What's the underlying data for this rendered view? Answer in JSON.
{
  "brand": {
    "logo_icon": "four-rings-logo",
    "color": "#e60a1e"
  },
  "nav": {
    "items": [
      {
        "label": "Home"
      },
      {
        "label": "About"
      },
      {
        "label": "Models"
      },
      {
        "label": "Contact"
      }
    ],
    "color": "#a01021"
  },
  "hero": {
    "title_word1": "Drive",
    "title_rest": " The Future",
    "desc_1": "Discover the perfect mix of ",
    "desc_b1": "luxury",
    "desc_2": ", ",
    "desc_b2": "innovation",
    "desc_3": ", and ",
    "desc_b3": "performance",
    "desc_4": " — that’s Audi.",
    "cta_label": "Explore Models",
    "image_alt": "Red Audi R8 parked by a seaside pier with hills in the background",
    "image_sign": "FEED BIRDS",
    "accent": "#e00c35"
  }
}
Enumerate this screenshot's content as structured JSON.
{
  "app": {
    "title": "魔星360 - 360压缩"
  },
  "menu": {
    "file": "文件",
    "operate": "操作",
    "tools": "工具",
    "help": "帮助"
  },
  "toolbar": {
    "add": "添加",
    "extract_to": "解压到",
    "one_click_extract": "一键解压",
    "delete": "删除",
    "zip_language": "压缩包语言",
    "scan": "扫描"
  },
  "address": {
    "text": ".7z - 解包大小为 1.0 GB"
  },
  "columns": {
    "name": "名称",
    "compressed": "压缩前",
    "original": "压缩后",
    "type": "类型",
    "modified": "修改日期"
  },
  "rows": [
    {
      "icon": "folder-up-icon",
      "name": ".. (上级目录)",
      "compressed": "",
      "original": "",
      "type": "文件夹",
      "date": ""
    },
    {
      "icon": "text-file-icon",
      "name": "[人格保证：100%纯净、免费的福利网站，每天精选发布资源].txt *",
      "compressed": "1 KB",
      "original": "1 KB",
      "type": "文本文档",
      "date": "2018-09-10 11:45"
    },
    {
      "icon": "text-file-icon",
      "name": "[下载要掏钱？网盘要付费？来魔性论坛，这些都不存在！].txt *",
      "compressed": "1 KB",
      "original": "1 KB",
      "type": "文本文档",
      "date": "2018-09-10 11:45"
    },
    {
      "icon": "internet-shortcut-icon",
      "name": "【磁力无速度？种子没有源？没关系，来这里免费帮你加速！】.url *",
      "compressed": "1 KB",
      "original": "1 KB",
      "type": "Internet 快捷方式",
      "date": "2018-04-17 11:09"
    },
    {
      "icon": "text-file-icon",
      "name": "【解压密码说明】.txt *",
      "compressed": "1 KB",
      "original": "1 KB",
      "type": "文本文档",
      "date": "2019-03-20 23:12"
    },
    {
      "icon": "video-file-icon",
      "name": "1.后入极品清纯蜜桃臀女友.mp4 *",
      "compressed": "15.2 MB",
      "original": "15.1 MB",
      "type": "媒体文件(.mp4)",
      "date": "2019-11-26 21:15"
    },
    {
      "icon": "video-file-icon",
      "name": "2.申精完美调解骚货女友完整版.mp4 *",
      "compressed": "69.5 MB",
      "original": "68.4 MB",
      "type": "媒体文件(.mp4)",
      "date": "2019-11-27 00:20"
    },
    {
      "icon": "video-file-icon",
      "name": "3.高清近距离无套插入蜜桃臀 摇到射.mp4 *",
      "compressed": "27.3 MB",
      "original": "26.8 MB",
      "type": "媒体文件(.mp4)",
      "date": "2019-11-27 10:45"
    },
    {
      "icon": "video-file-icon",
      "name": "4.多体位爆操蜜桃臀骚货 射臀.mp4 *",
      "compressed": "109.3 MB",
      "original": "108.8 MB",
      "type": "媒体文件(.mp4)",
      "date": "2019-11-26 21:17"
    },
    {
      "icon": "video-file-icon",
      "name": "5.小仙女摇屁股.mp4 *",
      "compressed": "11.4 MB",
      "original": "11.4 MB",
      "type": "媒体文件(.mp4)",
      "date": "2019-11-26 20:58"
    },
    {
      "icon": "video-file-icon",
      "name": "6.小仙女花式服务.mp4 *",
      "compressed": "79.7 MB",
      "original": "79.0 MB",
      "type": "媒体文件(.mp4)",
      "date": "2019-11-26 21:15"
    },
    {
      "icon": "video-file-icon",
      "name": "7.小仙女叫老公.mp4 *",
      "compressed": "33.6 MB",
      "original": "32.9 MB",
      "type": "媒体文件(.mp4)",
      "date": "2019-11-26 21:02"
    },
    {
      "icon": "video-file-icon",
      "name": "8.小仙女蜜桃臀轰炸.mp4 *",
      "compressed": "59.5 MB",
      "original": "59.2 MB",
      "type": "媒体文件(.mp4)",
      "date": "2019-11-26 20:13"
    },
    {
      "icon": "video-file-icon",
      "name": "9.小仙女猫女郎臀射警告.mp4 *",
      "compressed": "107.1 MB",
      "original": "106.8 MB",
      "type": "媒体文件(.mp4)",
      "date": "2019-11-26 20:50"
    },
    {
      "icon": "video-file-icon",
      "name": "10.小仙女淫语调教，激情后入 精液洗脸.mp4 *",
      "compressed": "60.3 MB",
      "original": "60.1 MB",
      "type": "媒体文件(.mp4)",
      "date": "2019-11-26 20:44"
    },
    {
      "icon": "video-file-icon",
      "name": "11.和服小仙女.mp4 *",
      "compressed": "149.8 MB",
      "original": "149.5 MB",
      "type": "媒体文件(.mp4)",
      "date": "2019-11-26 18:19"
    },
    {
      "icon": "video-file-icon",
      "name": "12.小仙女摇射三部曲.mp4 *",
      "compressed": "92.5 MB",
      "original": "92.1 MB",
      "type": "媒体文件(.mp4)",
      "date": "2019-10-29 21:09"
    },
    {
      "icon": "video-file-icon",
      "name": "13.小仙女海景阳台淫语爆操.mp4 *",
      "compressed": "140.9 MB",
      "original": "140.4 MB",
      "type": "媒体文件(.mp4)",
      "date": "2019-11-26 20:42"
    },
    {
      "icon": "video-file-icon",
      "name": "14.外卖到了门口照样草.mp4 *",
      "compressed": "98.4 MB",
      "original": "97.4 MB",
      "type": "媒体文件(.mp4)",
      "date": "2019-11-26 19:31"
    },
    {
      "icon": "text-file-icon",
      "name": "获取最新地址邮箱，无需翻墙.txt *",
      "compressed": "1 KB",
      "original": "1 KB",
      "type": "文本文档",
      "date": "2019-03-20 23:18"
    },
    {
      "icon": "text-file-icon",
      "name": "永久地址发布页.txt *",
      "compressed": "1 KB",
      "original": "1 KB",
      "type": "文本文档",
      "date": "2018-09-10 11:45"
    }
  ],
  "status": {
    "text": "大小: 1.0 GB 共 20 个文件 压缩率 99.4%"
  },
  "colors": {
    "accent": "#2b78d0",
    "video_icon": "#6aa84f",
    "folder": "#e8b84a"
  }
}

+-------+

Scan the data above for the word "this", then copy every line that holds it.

What's the underlying data for this rendered view? Answer in JSON.
Enumerate this screenshot's content as structured JSON.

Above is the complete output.